ESA's Science Programme Committee has confirmed the continued operations of five missions led by ESA's Science Programme: Cluster, Gaia, INTEGRAL, Mars Express, and XMM-Newton, from 1 January 2021 to 31 December 2022. The SPC also confirmed the Science Programme's contributions to the extended operations of Hinode, Hubble Space Telescope,...
Proposals are invited for the CHEOPS Discretionary Programme, an element of the Guest Observers Programme which enables scientists to propose observations of individual targets that have been discovered, or declared to be of high scientific merit, since the close of AO-1 back in mid-May 2019.

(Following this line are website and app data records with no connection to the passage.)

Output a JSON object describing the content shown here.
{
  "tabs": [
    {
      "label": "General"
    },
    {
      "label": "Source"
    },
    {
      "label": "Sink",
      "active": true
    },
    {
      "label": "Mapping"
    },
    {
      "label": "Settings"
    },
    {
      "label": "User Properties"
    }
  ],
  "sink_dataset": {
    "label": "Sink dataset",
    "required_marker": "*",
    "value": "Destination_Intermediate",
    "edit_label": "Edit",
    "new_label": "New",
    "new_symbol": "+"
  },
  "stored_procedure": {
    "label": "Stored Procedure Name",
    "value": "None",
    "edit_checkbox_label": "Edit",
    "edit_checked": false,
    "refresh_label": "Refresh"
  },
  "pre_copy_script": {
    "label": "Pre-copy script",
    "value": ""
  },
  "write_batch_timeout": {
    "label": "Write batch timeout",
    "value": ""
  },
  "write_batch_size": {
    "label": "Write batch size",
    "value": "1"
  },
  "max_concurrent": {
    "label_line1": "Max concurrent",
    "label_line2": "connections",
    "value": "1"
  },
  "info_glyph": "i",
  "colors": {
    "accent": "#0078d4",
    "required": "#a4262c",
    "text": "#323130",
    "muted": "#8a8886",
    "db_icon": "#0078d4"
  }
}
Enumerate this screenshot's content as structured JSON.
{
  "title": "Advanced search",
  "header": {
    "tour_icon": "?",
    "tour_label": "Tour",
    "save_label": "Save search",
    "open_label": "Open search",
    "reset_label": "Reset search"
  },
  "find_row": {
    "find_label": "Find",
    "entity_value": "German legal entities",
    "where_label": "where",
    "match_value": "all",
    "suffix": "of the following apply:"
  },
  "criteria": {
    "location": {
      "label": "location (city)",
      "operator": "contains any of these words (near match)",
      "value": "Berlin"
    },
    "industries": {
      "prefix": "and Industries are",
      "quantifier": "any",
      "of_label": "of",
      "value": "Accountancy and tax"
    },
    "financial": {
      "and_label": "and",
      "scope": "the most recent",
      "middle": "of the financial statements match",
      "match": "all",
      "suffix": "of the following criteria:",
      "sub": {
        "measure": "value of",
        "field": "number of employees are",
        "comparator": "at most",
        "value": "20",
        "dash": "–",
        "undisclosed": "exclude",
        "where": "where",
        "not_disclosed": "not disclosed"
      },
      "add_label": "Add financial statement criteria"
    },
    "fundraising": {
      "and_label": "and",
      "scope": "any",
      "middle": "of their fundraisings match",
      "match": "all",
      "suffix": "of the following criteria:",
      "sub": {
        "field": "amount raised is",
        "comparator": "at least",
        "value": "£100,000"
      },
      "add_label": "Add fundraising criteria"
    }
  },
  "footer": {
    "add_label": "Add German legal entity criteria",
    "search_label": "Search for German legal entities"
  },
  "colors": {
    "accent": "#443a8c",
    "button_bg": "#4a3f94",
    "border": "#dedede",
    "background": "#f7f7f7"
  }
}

The development of ESA's JUpiter ICy moons Explorer (JUICE) is continuing apace and has hit milestones in recent months: the spacecraft's 10.6-metre-long boom is now attached, many instruments have been integrated, and the mission's high-gain antenna has arrived and undergone rigorous vibration testing.
All ten flight model solar panels for ESA's JUICE spacecraft have been delivered to Airbus Defence and Space Netherlands ready to be integrated into solar wings. The solar panels, with a total area of 85 m², are a key element of the mission, providing the necessary power to run the spacecraft and operate the science instruments.
Despite certain operational difficulties caused by the COVID-19 pandemic, the assembly and integration of the flight model for ESA's JUpiter ICy moons Explorer (JUICE) spacecraft has continued with few delays during the first six months of the year.